■ Requirement:
All of the records must be restated exactly, with every line complete.

■ Data:

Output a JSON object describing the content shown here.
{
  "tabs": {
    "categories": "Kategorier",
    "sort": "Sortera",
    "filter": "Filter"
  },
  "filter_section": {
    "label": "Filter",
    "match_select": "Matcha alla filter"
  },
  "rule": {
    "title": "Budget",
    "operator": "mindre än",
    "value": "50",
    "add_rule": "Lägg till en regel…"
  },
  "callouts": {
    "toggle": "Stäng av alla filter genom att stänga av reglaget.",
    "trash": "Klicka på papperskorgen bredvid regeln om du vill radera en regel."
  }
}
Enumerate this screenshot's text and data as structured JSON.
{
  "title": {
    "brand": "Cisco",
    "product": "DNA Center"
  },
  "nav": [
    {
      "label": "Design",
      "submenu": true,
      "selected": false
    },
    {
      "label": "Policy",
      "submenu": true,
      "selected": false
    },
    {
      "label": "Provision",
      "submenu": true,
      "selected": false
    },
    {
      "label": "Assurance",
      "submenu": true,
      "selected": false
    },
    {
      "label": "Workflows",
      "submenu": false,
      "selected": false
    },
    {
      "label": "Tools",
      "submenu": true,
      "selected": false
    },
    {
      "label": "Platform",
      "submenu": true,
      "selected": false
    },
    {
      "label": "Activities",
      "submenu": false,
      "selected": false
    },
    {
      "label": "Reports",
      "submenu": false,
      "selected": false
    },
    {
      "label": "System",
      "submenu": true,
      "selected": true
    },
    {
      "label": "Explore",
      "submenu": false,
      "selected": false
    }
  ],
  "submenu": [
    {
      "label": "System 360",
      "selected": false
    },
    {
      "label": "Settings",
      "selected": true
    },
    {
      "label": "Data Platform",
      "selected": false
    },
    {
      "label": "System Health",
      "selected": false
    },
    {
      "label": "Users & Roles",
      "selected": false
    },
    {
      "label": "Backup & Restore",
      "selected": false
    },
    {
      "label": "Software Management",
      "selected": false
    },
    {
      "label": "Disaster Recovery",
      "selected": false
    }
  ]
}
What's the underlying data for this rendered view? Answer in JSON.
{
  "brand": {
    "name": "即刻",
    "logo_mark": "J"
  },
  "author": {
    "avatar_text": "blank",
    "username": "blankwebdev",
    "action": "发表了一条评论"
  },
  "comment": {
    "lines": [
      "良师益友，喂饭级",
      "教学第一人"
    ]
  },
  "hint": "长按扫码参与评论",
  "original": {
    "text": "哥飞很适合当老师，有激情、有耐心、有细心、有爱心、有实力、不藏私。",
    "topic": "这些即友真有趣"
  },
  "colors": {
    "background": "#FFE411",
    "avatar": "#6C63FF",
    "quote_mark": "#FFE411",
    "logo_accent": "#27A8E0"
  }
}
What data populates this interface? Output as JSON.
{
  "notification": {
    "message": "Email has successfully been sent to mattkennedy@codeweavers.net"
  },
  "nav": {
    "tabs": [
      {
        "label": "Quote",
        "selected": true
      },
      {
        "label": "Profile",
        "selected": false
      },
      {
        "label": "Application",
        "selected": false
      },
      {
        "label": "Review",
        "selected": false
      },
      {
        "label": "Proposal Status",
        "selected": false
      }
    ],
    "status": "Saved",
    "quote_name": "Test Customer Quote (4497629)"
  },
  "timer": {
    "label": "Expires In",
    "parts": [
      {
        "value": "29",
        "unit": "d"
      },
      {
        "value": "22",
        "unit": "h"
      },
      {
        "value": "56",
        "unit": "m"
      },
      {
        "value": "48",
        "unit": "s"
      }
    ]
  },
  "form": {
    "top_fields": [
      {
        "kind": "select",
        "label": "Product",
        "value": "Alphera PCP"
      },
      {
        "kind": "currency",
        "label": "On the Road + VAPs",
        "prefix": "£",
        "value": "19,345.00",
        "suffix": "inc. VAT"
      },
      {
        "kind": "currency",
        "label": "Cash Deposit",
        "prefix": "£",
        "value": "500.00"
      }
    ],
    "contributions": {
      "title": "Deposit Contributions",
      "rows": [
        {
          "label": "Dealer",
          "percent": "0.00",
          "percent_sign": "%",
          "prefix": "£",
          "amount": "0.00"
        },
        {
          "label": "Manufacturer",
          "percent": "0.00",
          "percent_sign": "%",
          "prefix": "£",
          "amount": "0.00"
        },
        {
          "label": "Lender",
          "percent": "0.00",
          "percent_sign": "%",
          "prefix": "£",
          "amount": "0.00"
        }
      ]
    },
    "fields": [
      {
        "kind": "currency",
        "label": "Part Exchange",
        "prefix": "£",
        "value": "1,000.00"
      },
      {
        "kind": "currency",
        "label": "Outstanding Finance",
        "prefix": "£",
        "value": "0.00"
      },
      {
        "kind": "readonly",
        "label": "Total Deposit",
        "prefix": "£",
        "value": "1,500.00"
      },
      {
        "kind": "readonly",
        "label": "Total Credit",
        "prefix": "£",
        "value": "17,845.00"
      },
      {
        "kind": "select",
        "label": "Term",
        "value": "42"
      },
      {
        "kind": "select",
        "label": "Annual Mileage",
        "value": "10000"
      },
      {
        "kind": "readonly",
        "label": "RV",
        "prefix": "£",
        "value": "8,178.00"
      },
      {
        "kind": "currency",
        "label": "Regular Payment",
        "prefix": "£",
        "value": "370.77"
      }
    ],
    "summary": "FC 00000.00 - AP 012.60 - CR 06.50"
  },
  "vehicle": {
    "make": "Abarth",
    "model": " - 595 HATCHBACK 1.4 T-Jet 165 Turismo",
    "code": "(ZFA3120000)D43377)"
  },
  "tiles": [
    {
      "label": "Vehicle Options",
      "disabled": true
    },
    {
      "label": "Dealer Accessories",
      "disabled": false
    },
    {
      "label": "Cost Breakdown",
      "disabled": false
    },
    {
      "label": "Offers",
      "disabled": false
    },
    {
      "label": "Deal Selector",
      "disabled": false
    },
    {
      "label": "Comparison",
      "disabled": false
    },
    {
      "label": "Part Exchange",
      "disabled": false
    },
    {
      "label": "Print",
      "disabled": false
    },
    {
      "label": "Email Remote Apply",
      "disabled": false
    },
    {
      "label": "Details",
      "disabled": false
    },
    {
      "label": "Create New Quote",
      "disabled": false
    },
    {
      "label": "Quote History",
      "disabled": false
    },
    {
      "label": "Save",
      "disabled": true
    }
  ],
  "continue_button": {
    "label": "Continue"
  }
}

■ Your response:
Output a JSON object describing the content shown here.
{
  "tabs": {
    "categories": "Kategorier",
    "sort": "Sortera",
    "filter": "Filter"
  },
  "filter_section": {
    "label": "Filter",
    "match_select": "Matcha alla filter"
  },
  "rule": {
    "title": "Budget",
    "operator": "mindre än",
    "value": "50",
    "add_rule": "Lägg till en regel…"
  },
  "callouts": {
    "toggle": "Stäng av alla filter genom att stänga av reglaget.",
    "trash": "Klicka på papperskorgen bredvid regeln om du vill radera en regel."
  }
}
Enumerate this screenshot's text and data as structured JSON.
{
  "title": {
    "brand": "Cisco",
    "product": "DNA Center"
  },
  "nav": [
    {
      "label": "Design",
      "submenu": true,
      "selected": false
    },
    {
      "label": "Policy",
      "submenu": true,
      "selected": false
    },
    {
      "label": "Provision",
      "submenu": true,
      "selected": false
    },
    {
      "label": "Assurance",
      "submenu": true,
      "selected": false
    },
    {
      "label": "Workflows",
      "submenu": false,
      "selected": false
    },
    {
      "label": "Tools",
      "submenu": true,
      "selected": false
    },
    {
      "label": "Platform",
      "submenu": true,
      "selected": false
    },
    {
      "label": "Activities",
      "submenu": false,
      "selected": false
    },
    {
      "label": "Reports",
      "submenu": false,
      "selected": false
    },
    {
      "label": "System",
      "submenu": true,
      "selected": true
    },
    {
      "label": "Explore",
      "submenu": false,
      "selected": false
    }
  ],
  "submenu": [
    {
      "label": "System 360",
      "selected": false
    },
    {
      "label": "Settings",
      "selected": true
    },
    {
      "label": "Data Platform",
      "selected": false
    },
    {
      "label": "System Health",
      "selected": false
    },
    {
      "label": "Users & Roles",
      "selected": false
    },
    {
      "label": "Backup & Restore",
      "selected": false
    },
    {
      "label": "Software Management",
      "selected": false
    },
    {
      "label": "Disaster Recovery",
      "selected": false
    }
  ]
}
What's the underlying data for this rendered view? Answer in JSON.
{
  "brand": {
    "name": "即刻",
    "logo_mark": "J"
  },
  "author": {
    "avatar_text": "blank",
    "username": "blankwebdev",
    "action": "发表了一条评论"
  },
  "comment": {
    "lines": [
      "良师益友，喂饭级",
      "教学第一人"
    ]
  },
  "hint": "长按扫码参与评论",
  "original": {
    "text": "哥飞很适合当老师，有激情、有耐心、有细心、有爱心、有实力、不藏私。",
    "topic": "这些即友真有趣"
  },
  "colors": {
    "background": "#FFE411",
    "avatar": "#6C63FF",
    "quote_mark": "#FFE411",
    "logo_accent": "#27A8E0"
  }
}
What data populates this interface? Output as JSON.
{
  "notification": {
    "message": "Email has successfully been sent to mattkennedy@codeweavers.net"
  },
  "nav": {
    "tabs": [
      {
        "label": "Quote",
        "selected": true
      },
      {
        "label": "Profile",
        "selected": false
      },
      {
        "label": "Application",
        "selected": false
      },
      {
        "label": "Review",
        "selected": false
      },
      {
        "label": "Proposal Status",
        "selected": false
      }
    ],
    "status": "Saved",
    "quote_name": "Test Customer Quote (4497629)"
  },
  "timer": {
    "label": "Expires In",
    "parts": [
      {
        "value": "29",
        "unit": "d"
      },
      {
        "value": "22",
        "unit": "h"
      },
      {
        "value": "56",
        "unit": "m"
      },
      {
        "value": "48",
        "unit": "s"
      }
    ]
  },
  "form": {
    "top_fields": [
      {
        "kind": "select",
        "label": "Product",
        "value": "Alphera PCP"
      },
      {
        "kind": "currency",
        "label": "On the Road + VAPs",
        "prefix": "£",
        "value": "19,345.00",
        "suffix": "inc. VAT"
      },
      {
        "kind": "currency",
        "label": "Cash Deposit",
        "prefix": "£",
        "value": "500.00"
      }
    ],
    "contributions": {
      "title": "Deposit Contributions",
      "rows": [
        {
          "label": "Dealer",
          "percent": "0.00",
          "percent_sign": "%",
          "prefix": "£",
          "amount": "0.00"
        },
        {
          "label": "Manufacturer",
          "percent": "0.00",
          "percent_sign": "%",
          "prefix": "£",
          "amount": "0.00"
        },
        {
          "label": "Lender",
          "percent": "0.00",
          "percent_sign": "%",
          "prefix": "£",
          "amount": "0.00"
        }
      ]
    },
    "fields": [
      {
        "kind": "currency",
        "label": "Part Exchange",
        "prefix": "£",
        "value": "1,000.00"
      },
      {
        "kind": "currency",
        "label": "Outstanding Finance",
        "prefix": "£",
        "value": "0.00"
      },
      {
        "kind": "readonly",
        "label": "Total Deposit",
        "prefix": "£",
        "value": "1,500.00"
      },
      {
        "kind": "readonly",
        "label": "Total Credit",
        "prefix": "£",
        "value": "17,845.00"
      },
      {
        "kind": "select",
        "label": "Term",
        "value": "42"
      },
      {
        "kind": "select",
        "label": "Annual Mileage",
        "value": "10000"
      },
      {
        "kind": "readonly",
        "label": "RV",
        "prefix": "£",
        "value": "8,178.00"
      },
      {
        "kind": "currency",
        "label": "Regular Payment",
        "prefix": "£",
        "value": "370.77"
      }
    ],
    "summary": "FC 00000.00 - AP 012.60 - CR 06.50"
  },
  "vehicle": {
    "make": "Abarth",
    "model": " - 595 HATCHBACK 1.4 T-Jet 165 Turismo",
    "code": "(ZFA3120000)D43377)"
  },
  "tiles": [
    {
      "label": "Vehicle Options",
      "disabled": true
    },
    {
      "label": "Dealer Accessories",
      "disabled": false
    },
    {
      "label": "Cost Breakdown",
      "disabled": false
    },
    {
      "label": "Offers",
      "disabled": false
    },
    {
      "label": "Deal Selector",
      "disabled": false
    },
    {
      "label": "Comparison",
      "disabled": false
    },
    {
      "label": "Part Exchange",
      "disabled": false
    },
    {
      "label": "Print",
      "disabled": false
    },
    {
      "label": "Email Remote Apply",
      "disabled": false
    },
    {
      "label": "Details",
      "disabled": false
    },
    {
      "label": "Create New Quote",
      "disabled": false
    },
    {
      "label": "Quote History",
      "disabled": false
    },
    {
      "label": "Save",
      "disabled": true
    }
  ],
  "continue_button": {
    "label": "Continue"
  }
}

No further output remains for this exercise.